Having already blogged for more time than my schedule allows today I will end here with a couple of comments. First, thanks to all the readers who have left comments over the past several days, my apologies for not answering them all individually. I will say to the one individual that asked about translations of News Yemen, unfortunately my time does not permit me to spend the time translating individual articles. (I had a conversation with an MA student here not long ago about translation and the difficulties inherent in it - it takes much more time than just reading the article in one language and then reproducing it in another, or at least it does for me.)
I will try to speak to the Small Wars Journal soon and the idiotic idea that Saudis involvement in the Huthi conflict is good for the US - but despite appearances, we try to limit our attacks and keep our sharps knives sheathed most of the time. Others, well, I'm afraid I can't remember any other comments at the moment, so .... sorry.
It was nice to meet more of Waq al-waq's readers over the past few days. You are all as nice in person as I always imagined you to be.
The ability to speak clearly, succinctly, and powerfully is easier than you think
Researchers discover a link between nonverbal synchronization and relationship success.
- Scientists say coordinating movements leads to increased intimacy and sexual desire in a couple.
- The improved rapport and empathy was also observed in people who didn't know each other.
- Non-verbal clues are very important in the development stages of a relationship.

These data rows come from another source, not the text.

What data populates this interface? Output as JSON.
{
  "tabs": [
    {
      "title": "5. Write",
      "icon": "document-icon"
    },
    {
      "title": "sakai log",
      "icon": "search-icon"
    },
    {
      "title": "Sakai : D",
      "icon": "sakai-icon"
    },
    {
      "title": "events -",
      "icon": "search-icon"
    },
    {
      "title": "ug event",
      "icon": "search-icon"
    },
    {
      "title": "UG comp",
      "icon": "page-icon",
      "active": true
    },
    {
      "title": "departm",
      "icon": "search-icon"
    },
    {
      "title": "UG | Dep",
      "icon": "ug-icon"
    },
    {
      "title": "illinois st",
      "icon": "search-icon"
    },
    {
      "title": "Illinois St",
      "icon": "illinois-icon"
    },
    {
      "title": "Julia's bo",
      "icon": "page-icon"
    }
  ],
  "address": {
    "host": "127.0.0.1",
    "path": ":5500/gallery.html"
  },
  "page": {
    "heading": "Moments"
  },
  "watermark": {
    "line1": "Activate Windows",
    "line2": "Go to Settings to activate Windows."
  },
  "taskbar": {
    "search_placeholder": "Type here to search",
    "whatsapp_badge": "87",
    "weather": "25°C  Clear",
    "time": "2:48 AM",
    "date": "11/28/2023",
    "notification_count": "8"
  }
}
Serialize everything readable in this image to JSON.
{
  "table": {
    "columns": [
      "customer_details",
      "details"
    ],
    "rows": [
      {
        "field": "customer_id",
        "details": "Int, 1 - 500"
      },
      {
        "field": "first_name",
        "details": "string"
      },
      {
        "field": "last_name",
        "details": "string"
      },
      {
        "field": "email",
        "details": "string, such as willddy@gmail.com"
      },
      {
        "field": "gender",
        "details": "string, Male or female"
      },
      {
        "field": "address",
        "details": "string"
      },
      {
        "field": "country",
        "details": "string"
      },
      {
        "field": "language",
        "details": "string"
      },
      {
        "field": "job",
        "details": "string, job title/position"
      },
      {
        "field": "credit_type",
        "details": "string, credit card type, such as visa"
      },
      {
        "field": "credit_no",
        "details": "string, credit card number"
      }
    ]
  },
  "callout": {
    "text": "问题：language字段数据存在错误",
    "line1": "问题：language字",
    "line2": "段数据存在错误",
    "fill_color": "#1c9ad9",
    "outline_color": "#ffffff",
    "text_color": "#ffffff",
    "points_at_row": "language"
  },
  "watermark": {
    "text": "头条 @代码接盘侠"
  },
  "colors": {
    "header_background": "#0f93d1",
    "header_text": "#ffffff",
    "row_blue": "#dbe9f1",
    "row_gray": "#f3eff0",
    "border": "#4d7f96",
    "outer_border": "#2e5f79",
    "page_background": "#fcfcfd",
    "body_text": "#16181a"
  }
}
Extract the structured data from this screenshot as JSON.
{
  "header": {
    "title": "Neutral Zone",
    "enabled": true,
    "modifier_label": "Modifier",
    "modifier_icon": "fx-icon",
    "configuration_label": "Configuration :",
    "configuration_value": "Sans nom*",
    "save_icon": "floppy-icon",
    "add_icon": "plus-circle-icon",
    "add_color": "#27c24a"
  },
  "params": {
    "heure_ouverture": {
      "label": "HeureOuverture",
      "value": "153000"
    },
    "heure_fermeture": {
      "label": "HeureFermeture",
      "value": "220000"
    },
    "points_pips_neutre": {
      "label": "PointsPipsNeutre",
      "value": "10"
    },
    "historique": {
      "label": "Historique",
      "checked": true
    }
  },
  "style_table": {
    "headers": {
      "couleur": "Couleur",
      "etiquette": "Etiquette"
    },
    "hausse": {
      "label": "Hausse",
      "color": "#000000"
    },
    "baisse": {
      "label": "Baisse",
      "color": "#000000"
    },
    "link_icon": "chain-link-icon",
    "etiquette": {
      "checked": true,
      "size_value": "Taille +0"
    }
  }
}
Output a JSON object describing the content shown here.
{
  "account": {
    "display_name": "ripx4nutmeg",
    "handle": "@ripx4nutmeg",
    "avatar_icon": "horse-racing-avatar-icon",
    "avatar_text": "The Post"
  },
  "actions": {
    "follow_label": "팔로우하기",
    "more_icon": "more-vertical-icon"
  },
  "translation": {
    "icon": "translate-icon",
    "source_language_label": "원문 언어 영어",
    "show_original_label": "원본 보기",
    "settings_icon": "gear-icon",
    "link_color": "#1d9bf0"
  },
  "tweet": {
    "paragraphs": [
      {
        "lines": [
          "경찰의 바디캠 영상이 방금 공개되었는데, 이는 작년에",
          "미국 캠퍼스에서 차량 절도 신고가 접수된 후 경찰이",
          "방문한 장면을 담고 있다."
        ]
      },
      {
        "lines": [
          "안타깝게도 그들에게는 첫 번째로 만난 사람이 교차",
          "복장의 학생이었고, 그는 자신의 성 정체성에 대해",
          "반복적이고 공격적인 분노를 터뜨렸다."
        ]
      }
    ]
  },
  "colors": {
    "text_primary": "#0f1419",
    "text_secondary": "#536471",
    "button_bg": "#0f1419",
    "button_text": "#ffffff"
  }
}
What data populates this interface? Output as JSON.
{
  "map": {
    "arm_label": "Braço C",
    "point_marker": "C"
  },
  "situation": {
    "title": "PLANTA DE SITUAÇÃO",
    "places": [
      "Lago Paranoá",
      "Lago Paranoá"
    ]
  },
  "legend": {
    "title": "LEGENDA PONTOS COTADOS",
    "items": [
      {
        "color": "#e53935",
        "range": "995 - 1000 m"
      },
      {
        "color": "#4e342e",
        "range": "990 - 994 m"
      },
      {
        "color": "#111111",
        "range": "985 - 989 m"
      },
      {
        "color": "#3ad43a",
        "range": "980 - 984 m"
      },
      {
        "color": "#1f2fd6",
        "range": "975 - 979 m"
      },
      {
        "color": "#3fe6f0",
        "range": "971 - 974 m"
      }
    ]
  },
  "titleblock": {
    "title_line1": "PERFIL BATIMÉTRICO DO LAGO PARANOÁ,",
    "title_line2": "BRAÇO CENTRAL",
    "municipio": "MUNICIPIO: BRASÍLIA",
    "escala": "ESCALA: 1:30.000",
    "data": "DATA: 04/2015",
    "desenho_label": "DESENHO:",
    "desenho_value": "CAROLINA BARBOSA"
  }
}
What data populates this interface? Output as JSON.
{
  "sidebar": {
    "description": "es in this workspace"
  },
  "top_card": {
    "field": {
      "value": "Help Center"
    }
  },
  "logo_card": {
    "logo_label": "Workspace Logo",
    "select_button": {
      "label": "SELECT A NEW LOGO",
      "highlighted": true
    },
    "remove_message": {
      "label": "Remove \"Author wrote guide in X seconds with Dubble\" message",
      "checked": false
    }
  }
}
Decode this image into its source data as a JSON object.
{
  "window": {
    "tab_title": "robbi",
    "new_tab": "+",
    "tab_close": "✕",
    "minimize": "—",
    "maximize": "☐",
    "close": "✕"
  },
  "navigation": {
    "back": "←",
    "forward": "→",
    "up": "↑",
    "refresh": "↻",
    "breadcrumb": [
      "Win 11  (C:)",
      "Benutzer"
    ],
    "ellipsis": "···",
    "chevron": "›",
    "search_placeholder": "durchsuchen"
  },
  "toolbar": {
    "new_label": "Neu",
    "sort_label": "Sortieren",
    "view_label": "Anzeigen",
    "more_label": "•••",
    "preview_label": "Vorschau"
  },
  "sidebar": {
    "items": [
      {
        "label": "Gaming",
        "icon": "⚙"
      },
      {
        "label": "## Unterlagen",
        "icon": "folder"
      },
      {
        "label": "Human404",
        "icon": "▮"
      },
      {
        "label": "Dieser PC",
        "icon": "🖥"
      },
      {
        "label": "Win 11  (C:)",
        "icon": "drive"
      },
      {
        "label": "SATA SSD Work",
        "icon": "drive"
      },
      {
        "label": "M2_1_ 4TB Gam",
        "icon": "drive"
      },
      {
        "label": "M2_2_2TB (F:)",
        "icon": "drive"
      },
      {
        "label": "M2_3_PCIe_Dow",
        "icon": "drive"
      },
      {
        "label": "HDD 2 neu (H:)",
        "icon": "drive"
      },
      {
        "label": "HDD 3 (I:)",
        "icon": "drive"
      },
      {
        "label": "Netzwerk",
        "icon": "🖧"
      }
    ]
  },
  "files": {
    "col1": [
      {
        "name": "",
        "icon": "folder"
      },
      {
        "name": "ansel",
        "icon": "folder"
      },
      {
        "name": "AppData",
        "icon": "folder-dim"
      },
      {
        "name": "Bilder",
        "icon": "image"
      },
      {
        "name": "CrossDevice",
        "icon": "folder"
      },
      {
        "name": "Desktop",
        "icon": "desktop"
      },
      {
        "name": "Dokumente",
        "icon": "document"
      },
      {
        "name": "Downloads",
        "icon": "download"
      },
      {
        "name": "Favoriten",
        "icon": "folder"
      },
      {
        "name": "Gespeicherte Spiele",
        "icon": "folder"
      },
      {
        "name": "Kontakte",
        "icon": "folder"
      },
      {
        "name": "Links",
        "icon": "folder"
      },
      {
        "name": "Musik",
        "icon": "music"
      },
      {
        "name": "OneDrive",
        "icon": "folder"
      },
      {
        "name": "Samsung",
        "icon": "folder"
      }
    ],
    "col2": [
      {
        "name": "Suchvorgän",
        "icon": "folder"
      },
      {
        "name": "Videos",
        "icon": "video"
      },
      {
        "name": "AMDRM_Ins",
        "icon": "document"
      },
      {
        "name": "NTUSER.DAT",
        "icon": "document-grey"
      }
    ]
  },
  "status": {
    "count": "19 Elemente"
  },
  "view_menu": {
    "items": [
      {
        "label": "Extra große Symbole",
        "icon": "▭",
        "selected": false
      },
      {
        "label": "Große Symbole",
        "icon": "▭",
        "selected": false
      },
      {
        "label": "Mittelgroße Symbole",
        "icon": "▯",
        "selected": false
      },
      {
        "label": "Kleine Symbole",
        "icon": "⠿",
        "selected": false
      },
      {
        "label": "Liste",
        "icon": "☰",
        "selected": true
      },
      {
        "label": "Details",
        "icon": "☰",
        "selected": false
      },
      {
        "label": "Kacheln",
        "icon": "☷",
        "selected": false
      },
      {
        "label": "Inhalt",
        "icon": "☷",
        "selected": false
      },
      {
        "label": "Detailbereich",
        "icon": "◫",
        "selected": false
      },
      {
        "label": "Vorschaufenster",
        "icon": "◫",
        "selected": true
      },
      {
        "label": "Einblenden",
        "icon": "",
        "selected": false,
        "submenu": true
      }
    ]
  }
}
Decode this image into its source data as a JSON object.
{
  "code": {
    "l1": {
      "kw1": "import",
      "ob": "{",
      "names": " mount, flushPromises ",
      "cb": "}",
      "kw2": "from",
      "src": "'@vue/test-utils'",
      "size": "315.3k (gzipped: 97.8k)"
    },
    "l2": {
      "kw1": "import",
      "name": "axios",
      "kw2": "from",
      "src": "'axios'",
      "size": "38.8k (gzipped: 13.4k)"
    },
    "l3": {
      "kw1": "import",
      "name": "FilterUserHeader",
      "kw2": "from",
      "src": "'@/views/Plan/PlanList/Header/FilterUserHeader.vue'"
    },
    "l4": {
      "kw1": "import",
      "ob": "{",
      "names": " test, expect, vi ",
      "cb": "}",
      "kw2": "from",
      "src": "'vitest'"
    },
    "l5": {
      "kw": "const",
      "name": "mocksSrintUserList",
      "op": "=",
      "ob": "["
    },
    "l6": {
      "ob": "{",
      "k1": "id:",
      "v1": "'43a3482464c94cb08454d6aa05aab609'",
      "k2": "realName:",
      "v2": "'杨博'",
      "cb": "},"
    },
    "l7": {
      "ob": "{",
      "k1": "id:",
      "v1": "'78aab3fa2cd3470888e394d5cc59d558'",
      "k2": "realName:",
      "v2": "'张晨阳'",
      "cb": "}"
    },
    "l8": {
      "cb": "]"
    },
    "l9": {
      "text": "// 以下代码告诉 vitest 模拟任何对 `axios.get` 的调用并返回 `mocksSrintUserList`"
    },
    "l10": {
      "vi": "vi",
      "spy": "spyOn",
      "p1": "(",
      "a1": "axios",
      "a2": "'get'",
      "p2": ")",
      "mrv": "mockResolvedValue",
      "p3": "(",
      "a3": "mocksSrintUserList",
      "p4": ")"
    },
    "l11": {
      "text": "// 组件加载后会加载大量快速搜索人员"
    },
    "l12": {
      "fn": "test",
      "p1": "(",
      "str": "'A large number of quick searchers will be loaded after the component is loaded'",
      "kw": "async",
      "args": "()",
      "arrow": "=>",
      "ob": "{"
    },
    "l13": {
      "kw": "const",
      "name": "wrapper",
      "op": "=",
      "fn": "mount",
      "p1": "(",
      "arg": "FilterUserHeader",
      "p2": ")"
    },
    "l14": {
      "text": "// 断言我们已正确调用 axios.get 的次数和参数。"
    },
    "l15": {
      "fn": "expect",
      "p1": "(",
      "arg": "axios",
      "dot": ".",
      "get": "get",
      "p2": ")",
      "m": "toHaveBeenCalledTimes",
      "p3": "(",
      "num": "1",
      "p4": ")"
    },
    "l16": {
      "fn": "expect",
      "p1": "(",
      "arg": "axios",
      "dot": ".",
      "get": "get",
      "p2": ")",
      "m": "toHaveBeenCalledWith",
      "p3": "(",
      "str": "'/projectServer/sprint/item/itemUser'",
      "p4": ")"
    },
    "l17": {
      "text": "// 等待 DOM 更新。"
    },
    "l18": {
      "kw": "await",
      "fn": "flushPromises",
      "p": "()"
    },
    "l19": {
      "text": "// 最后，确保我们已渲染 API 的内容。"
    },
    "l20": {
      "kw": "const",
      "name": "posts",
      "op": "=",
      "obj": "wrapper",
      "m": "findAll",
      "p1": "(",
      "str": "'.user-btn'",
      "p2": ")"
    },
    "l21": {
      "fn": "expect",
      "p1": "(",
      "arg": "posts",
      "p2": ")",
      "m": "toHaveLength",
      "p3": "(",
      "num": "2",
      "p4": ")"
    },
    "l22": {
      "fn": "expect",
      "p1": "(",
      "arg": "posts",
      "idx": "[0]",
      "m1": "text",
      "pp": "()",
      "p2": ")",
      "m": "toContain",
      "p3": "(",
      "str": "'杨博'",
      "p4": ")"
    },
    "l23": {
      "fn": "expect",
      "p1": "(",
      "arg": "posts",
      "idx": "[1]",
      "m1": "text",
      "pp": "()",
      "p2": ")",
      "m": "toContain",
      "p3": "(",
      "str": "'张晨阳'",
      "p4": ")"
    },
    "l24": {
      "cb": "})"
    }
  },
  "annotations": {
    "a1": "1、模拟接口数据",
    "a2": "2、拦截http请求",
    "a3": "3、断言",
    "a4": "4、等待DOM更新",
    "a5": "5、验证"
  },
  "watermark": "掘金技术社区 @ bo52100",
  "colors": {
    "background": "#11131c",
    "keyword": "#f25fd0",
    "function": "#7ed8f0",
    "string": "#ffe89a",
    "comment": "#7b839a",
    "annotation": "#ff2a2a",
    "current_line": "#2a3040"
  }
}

What defines a dark horse? The all-important decision to pursue fulfillment and excellence.
SMARTER FASTER trademarks owned by The Big Think, Inc. All rights reserved.